C/SKX 1525 Stoker 2nd Class, Royal Navy, H.M.S. Vimiera

photo of charles roy wilkinson

photo from Belle Thompson, his sister

lost at sea 9th January 1942 aged 19

He was a bachelor, born on 12th November 1922, 11th of the 13 children of William and Annie Wilkinson who lived at 14 The Green, Scotter.

The family called him Charlie and to friends he was known as 'Channy'.  His brothers and sisters were named Joseph, Alice, Annie, John William, Robert, Mary, Leonard, Rose, Jessie, Herbert and Isobel ('Belle').

He was baptised at St. Peter's Church on 15th January 1924 and attended the local school and Wesleyan Chapel.

Charlie became a lorry driver's mate and seems to have been a likeable young man who was quite popular with the ladies.

At the outbreak of the Second World War he had a reserved occupation but chose to serve his King and Country by joining the Royal Navy.

HMS Vimiera was a fast escort destroyer built by Swan Hunter and launched in June 1917.  She took part in several actions in the Great War with the 2nd Light Cruiser Section.

During peace time she was mostly laid up at Rosyth and when the Second World War began she was undergoing a refit which was completed in January 1940.  She began duty escorting convoys along the East coast.

By May 1940 the 'blitzkrieg' had swept the British armies back to the channel ports.  On 22nd May, in an effort to hold the port of Boulogne, 2 battalions of the Guards were sent escorted by the Whitshed and the Vimiera.  It soon became evident that the port was doomed and the next day she and 4 other vessels brought out 1000 men each under close range of enemy fire.

The Vimiera returned back across the Channel and, in darkness, crept back into the harbour and laid alongside a jetty.  Everything was silent and after a time a mob of civilian refugees and French and Belgian troops appeared and rushed on board.  A messenger was sent to collect the thousand Guards still around the town and by 2:45am some 1500 people were packed on board.

The ship left the jetty leaving 300 Welsh Guardsmen to wait for another ship, which sadly never came.  Under heavy shellfire she returned to Dover.
The Vimiera was ordered back and with the HMS Wessex, another destroyer, was shelling a German armoured column proceeding along a seaside road near Calais.  They were joined by the Polish destroyer Burza. In the late afternoon, as they fired at tanks, 27 enemy planes appeared above them.  The first round of bombs hit the Wessex which soon sank. The Vimiera was badly damaged and had to stay behind a smoke screen unable to take further part in the fighting.  The air attack concentrated on the Burza and after the planes had dropped all their bombs the Vimiera managed to limp back to Sheerness.
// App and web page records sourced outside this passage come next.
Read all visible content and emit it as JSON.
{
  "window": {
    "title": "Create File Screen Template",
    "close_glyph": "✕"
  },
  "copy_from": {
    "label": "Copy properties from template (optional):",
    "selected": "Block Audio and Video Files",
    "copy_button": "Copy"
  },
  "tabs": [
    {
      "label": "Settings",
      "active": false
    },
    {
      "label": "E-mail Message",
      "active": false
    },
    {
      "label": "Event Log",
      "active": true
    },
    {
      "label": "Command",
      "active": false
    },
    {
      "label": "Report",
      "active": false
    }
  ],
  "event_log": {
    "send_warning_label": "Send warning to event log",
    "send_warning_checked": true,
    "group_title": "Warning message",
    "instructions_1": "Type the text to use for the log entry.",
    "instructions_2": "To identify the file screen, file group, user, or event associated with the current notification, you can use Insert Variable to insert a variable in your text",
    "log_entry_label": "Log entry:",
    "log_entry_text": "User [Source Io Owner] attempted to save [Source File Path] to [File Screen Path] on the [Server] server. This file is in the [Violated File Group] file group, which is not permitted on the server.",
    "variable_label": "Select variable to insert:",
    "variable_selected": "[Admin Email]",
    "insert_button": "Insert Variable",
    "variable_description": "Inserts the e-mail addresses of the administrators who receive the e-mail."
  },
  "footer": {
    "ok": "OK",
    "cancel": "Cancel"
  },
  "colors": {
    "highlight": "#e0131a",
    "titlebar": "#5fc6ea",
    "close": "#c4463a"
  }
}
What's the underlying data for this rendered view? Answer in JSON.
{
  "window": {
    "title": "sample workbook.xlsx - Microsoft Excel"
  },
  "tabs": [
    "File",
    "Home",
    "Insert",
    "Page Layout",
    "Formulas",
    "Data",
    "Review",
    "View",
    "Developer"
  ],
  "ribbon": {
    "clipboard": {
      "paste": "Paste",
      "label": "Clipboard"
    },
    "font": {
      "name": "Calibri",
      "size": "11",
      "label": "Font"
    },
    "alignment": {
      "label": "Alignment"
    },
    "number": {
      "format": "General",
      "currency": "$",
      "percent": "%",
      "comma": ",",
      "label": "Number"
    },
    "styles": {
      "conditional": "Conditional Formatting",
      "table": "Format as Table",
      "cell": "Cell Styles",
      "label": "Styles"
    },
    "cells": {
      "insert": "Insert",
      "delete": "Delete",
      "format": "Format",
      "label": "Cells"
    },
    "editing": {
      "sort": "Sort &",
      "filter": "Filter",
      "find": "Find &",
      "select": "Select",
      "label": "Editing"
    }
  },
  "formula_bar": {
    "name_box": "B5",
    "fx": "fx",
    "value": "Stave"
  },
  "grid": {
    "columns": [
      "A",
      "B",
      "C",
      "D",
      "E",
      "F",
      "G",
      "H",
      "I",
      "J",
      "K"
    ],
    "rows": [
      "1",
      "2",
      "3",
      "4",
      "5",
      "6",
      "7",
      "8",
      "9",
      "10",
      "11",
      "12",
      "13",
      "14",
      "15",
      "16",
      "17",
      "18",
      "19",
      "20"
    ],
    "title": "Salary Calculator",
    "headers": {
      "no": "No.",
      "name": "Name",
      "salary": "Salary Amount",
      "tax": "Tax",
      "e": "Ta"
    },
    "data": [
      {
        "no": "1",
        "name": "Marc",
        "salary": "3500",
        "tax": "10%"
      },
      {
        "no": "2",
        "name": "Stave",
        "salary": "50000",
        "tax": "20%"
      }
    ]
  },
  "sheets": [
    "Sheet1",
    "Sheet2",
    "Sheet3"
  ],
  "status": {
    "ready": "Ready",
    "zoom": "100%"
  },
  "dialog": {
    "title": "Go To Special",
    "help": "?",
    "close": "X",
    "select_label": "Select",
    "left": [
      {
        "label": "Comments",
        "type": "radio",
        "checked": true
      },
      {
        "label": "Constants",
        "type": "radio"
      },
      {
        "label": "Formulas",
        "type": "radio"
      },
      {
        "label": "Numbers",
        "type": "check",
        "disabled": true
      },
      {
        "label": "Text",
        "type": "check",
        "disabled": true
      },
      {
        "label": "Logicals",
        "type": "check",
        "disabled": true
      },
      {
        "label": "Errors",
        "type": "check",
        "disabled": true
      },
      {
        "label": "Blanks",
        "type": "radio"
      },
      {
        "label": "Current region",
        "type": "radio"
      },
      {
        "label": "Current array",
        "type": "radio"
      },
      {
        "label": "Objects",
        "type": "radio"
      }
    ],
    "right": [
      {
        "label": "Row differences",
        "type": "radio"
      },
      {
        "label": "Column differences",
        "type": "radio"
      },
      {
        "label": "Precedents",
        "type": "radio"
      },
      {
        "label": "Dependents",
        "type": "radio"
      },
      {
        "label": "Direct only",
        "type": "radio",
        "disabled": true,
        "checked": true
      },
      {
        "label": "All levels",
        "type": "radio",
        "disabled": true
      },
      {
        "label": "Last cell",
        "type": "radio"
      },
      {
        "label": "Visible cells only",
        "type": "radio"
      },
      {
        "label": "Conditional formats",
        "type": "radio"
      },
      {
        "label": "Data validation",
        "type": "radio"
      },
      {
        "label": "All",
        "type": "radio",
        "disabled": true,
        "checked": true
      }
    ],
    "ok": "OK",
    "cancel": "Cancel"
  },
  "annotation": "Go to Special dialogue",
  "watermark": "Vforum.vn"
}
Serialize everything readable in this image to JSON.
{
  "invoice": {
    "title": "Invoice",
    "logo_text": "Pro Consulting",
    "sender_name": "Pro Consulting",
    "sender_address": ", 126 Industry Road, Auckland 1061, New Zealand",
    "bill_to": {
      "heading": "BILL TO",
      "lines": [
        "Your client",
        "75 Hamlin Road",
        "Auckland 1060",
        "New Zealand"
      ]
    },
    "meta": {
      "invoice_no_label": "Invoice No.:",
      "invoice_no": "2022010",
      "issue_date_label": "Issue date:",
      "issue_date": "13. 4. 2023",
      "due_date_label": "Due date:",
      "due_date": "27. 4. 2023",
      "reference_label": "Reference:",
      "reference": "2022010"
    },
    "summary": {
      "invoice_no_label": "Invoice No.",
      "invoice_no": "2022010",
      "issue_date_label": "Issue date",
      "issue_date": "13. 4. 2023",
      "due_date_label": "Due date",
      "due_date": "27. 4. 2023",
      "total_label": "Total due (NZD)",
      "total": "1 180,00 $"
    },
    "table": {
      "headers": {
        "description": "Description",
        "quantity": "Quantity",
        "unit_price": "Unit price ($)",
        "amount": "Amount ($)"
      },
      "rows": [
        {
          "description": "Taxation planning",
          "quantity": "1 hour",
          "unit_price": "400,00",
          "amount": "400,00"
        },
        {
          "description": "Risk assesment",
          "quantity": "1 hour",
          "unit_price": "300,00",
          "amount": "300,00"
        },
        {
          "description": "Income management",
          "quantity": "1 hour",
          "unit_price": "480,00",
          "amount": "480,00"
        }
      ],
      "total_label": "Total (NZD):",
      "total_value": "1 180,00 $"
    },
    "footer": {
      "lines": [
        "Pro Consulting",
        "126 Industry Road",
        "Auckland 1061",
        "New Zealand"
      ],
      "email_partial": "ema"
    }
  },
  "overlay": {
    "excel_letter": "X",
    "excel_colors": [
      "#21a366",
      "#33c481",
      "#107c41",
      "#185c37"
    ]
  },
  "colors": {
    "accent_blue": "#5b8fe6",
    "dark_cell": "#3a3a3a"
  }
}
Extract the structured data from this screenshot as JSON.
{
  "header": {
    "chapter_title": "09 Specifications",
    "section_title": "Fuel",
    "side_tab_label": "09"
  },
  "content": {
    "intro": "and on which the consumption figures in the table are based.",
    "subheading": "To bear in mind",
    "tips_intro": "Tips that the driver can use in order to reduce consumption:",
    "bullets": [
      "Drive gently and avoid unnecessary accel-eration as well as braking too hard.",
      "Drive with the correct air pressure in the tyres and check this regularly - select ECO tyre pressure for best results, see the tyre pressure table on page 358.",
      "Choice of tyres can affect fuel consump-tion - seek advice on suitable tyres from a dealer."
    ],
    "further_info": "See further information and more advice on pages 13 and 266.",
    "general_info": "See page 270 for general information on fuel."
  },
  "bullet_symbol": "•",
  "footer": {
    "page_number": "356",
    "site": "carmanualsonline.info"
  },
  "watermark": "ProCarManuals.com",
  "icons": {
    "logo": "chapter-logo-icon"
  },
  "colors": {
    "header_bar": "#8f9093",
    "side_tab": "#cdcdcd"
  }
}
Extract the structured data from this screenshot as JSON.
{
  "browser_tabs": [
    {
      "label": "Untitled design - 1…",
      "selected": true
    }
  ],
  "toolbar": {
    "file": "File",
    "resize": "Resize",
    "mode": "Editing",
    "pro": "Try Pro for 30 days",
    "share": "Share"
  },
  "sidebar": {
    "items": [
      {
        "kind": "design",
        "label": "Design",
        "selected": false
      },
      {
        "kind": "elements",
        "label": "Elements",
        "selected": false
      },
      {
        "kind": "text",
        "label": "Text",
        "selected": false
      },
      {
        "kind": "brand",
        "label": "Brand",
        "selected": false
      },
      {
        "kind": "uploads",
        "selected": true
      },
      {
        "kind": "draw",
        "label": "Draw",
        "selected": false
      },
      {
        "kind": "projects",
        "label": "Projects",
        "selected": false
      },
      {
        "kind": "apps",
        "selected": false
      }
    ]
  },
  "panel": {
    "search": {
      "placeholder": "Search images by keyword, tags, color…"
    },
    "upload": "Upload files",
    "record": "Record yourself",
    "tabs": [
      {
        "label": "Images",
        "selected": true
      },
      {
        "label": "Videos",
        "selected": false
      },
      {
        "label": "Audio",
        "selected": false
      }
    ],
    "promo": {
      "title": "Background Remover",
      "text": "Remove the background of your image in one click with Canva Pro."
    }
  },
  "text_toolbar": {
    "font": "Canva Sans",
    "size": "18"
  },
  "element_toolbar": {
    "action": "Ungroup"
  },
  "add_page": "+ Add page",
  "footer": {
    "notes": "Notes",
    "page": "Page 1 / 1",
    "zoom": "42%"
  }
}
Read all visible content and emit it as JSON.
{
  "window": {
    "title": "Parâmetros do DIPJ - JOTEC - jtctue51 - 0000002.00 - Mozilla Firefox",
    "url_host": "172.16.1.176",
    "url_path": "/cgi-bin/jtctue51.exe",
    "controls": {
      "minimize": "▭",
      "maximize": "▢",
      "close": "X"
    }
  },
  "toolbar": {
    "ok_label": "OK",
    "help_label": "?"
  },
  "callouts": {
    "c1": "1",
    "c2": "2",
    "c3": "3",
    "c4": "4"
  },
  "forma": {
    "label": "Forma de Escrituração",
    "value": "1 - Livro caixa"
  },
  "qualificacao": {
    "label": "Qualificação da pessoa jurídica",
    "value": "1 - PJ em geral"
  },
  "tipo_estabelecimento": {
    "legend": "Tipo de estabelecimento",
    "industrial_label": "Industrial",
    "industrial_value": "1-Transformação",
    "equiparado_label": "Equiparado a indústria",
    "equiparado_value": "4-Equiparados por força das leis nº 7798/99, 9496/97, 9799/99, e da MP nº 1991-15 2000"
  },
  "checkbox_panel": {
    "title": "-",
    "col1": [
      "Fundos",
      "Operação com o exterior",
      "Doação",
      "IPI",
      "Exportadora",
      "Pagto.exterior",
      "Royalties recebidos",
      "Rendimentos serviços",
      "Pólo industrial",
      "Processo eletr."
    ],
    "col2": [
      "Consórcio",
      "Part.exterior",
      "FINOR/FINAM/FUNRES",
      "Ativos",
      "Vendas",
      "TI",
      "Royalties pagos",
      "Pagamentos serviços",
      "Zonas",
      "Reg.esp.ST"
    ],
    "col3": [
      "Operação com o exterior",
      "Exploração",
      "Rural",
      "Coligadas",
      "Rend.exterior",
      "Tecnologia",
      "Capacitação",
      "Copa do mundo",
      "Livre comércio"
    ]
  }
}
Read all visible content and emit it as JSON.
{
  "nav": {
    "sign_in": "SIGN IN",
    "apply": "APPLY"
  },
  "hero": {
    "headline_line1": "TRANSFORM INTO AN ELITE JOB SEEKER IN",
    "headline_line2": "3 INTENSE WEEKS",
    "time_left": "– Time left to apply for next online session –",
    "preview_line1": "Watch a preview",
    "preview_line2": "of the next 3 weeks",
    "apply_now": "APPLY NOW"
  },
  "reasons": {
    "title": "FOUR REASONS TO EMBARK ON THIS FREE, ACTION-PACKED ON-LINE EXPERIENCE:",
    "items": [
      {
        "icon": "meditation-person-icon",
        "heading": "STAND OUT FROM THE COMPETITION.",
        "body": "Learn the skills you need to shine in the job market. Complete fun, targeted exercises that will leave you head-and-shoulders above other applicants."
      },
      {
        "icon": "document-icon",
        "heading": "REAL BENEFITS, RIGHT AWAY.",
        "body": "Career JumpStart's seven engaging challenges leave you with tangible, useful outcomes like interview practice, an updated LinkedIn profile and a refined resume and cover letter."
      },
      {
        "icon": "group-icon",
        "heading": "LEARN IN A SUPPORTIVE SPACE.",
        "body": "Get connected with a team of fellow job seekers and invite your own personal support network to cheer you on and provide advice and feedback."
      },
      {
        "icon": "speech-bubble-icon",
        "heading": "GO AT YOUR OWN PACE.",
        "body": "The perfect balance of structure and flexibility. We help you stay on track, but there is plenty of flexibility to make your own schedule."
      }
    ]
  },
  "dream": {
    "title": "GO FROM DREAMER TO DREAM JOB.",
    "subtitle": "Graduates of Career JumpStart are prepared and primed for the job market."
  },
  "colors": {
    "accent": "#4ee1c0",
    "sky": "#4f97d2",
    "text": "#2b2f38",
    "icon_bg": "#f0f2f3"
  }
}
After repairs were made she returned to her mundane duties of convoy escort up and down the East coast from the Humber to the Thames.

On 9th January 1942 the Vimiera was escorting a southbound convoy when she struck a mine and sank in the Thames Estuary, off the Nore light, 3 miles from the Isle of Sheppey.  The ship disintegrated forward of the aft funnel and 92 members of the crew perished.  The wreck is an official War Grave.

Charlie is remembered on the Chatam Memorial.


Two years after he died a memoriam was placed in the 'Gainsborough News':-

"A happy sailor boy so free;
Who did his bit, and sailed the sea,
We little thought when home he left,
To sail to his eternal rest"

From Mother and Dad.